My eyes were opened in those moments long ago when she told me about the wedding to her new husband on a snowy New Year’s day in 1894 when they were twenty years old, how he died eight weeks later, not knowing he was gifting the generations to follow with his lovely soulful eyes and cheekbones and full sensuous lips.
I saw Blanche at that moment as a walking storybook, which is what all of you are too—full of stories, bursting with knowledge and wisdom. Her stories inspired me to write my life, and just as I learned from her, you have the power to gift the world with what you know, what you have witnessed and seen through the decades of your lives, stories that no one will know if you don’t tell them.
One of the challenges writers face is having the inner permission to tell our stories. Women in particular tell me their stories are just “domestic” or not very interesting, or not unique—they were brought up to be polite, not to offend people, don’t say too much, don’t be brash. Be silent, be a lady.
As a psychologist, I sense that at some level most of us still have to deal with the unconscious conditioning we grew up with, and we need to keep getting encouragement and giving ourselves pep talks to make our voices known and express ourselves freely. The research by Dr. James Pennebaker and others about how writing heals shows how writing deep truths can heal physical ailments like asthma and arthritis. Most of us know how much value there is in writing in our journals and expressing what is happening in our hearts and minds.
Yet, there is another factor. We need our stories to come out into the world too. I constantly hear from people I work with that they had been writing journals for years, but when they learned to write stories and share them with others so they could step into the scenes and moments from the past, they would find a new level of self-acceptance.

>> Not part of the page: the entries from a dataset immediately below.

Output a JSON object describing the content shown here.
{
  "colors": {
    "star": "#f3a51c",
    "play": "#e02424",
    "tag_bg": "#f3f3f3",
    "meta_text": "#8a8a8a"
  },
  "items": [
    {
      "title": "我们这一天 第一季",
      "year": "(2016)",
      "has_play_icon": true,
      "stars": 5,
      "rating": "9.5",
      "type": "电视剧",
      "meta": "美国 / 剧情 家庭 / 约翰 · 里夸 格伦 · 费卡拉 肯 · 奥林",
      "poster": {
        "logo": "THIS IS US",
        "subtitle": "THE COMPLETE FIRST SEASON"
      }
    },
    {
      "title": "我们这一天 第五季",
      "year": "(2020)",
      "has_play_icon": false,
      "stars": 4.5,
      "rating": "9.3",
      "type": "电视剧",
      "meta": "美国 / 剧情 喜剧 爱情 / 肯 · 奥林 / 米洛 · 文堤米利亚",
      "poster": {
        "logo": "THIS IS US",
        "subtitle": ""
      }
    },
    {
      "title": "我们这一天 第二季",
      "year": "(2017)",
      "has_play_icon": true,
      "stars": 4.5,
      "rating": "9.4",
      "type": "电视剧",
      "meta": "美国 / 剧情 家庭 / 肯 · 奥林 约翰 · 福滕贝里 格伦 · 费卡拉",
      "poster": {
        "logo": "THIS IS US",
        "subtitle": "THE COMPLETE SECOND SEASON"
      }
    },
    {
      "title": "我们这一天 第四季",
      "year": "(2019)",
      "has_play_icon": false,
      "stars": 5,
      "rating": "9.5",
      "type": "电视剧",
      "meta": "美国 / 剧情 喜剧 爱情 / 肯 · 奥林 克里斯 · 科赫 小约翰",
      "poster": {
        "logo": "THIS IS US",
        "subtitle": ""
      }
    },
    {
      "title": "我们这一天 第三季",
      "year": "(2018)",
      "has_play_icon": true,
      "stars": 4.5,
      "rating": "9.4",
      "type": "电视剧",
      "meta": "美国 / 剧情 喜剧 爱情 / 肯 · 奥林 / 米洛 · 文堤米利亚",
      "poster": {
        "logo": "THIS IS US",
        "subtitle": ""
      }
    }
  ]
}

The power of their stories was reflected back to them by the comments and responses of others who were witnessing their lives.
How do you tap into this power?
First, there is the power of permission. Write affirmations that invite you to take your stories seriously, even if at first you write just for yourself. There is huge value in just getting your stories on the page for yourself. If you have a big inner critic, write down the negative things it says to get them out of your head, then offer an affirmation as a way to balance those voices.
Next, there is the power of finding and shaping language, of trusting in your own imagery and the unique poetry of your own language as you write. Writing something brief, a haiku or a poem or a paragraph can help you feel the power of words under your fingers.
Finding the turning point moments, the moments that made you who you are is a powerful exercise in validating your experiences, and offers you an opportunity to contemplate your life.
Learning to shape a story—discovering the craft of bringing someone deeply into your experiences is a heady power. It’s amazing that if we arrange these curlicues of black marks on the page in a certain way, our brain changes—there is a lot of research on that—that the reader’s brain mirrors your experience in their own mind and body. We all have known this since we could read, but sometimes we may forget that this is a power that we have, that we can tap all the time.
Set your writing time, keep a journal by the bed; allow yourself to dream and sketch, meander and muse. Invite the power of your stories into your waking and dreaming life, and enjoy.